*Component data from apps and pages*:
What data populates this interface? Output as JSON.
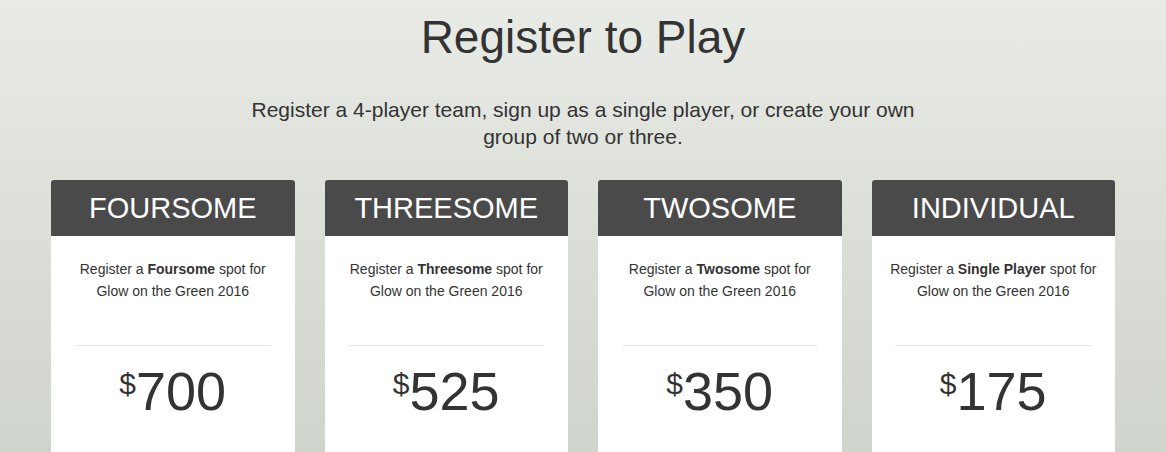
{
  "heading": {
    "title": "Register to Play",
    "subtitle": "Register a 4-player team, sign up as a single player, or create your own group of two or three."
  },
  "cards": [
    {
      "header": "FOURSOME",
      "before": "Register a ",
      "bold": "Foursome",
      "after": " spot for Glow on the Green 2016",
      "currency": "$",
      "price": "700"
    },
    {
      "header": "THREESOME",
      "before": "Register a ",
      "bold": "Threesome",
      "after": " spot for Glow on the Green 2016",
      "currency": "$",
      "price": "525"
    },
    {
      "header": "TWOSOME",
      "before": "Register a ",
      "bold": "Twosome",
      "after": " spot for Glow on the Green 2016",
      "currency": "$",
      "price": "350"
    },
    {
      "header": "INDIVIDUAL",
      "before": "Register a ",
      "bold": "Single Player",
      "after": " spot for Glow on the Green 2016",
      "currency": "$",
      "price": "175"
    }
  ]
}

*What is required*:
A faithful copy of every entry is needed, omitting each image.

*Answer below*:
What data populates this interface? Output as JSON.
{
  "heading": {
    "title": "Register to Play",
    "subtitle": "Register a 4-player team, sign up as a single player, or create your own group of two or three."
  },
  "cards": [
    {
      "header": "FOURSOME",
      "before": "Register a ",
      "bold": "Foursome",
      "after": " spot for Glow on the Green 2016",
      "currency": "$",
      "price": "700"
    },
    {
      "header": "THREESOME",
      "before": "Register a ",
      "bold": "Threesome",
      "after": " spot for Glow on the Green 2016",
      "currency": "$",
      "price": "525"
    },
    {
      "header": "TWOSOME",
      "before": "Register a ",
      "bold": "Twosome",
      "after": " spot for Glow on the Green 2016",
      "currency": "$",
      "price": "350"
    },
    {
      "header": "INDIVIDUAL",
      "before": "Register a ",
      "bold": "Single Player",
      "after": " spot for Glow on the Green 2016",
      "currency": "$",
      "price": "175"
    }
  ]
}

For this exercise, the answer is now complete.